> EXERCISE
Every entry, exactly as given, must be retyped.
═══
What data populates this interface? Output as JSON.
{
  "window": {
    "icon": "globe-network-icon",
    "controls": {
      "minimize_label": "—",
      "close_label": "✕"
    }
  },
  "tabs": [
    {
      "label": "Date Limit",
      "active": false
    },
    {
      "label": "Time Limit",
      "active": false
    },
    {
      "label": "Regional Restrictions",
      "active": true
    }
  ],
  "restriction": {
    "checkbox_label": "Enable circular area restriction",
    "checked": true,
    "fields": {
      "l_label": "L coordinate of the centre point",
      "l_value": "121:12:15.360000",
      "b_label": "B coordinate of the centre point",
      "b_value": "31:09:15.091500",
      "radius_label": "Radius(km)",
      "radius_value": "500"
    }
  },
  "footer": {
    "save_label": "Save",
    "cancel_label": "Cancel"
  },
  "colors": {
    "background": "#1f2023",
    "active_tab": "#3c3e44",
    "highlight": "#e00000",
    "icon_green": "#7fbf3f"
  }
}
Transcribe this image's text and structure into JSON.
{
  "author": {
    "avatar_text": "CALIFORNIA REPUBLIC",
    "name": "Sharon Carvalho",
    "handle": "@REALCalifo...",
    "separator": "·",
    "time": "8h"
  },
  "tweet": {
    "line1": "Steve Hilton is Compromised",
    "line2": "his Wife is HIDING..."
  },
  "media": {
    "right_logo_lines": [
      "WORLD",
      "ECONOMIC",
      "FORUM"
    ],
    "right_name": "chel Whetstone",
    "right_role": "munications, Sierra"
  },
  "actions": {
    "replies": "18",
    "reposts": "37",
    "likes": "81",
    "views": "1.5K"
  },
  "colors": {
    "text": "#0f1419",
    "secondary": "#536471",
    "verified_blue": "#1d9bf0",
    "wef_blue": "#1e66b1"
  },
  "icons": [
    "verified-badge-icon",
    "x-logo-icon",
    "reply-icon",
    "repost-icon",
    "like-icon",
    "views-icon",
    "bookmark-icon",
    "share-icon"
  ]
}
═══
> ANSWER
What data populates this interface? Output as JSON.
{
  "window": {
    "icon": "globe-network-icon",
    "controls": {
      "minimize_label": "—",
      "close_label": "✕"
    }
  },
  "tabs": [
    {
      "label": "Date Limit",
      "active": false
    },
    {
      "label": "Time Limit",
      "active": false
    },
    {
      "label": "Regional Restrictions",
      "active": true
    }
  ],
  "restriction": {
    "checkbox_label": "Enable circular area restriction",
    "checked": true,
    "fields": {
      "l_label": "L coordinate of the centre point",
      "l_value": "121:12:15.360000",
      "b_label": "B coordinate of the centre point",
      "b_value": "31:09:15.091500",
      "radius_label": "Radius(km)",
      "radius_value": "500"
    }
  },
  "footer": {
    "save_label": "Save",
    "cancel_label": "Cancel"
  },
  "colors": {
    "background": "#1f2023",
    "active_tab": "#3c3e44",
    "highlight": "#e00000",
    "icon_green": "#7fbf3f"
  }
}
Transcribe this image's text and structure into JSON.
{
  "author": {
    "avatar_text": "CALIFORNIA REPUBLIC",
    "name": "Sharon Carvalho",
    "handle": "@REALCalifo...",
    "separator": "·",
    "time": "8h"
  },
  "tweet": {
    "line1": "Steve Hilton is Compromised",
    "line2": "his Wife is HIDING..."
  },
  "media": {
    "right_logo_lines": [
      "WORLD",
      "ECONOMIC",
      "FORUM"
    ],
    "right_name": "chel Whetstone",
    "right_role": "munications, Sierra"
  },
  "actions": {
    "replies": "18",
    "reposts": "37",
    "likes": "81",
    "views": "1.5K"
  },
  "colors": {
    "text": "#0f1419",
    "secondary": "#536471",
    "verified_blue": "#1d9bf0",
    "wef_blue": "#1e66b1"
  },
  "icons": [
    "verified-badge-icon",
    "x-logo-icon",
    "reply-icon",
    "repost-icon",
    "like-icon",
    "views-icon",
    "bookmark-icon",
    "share-icon"
  ]
}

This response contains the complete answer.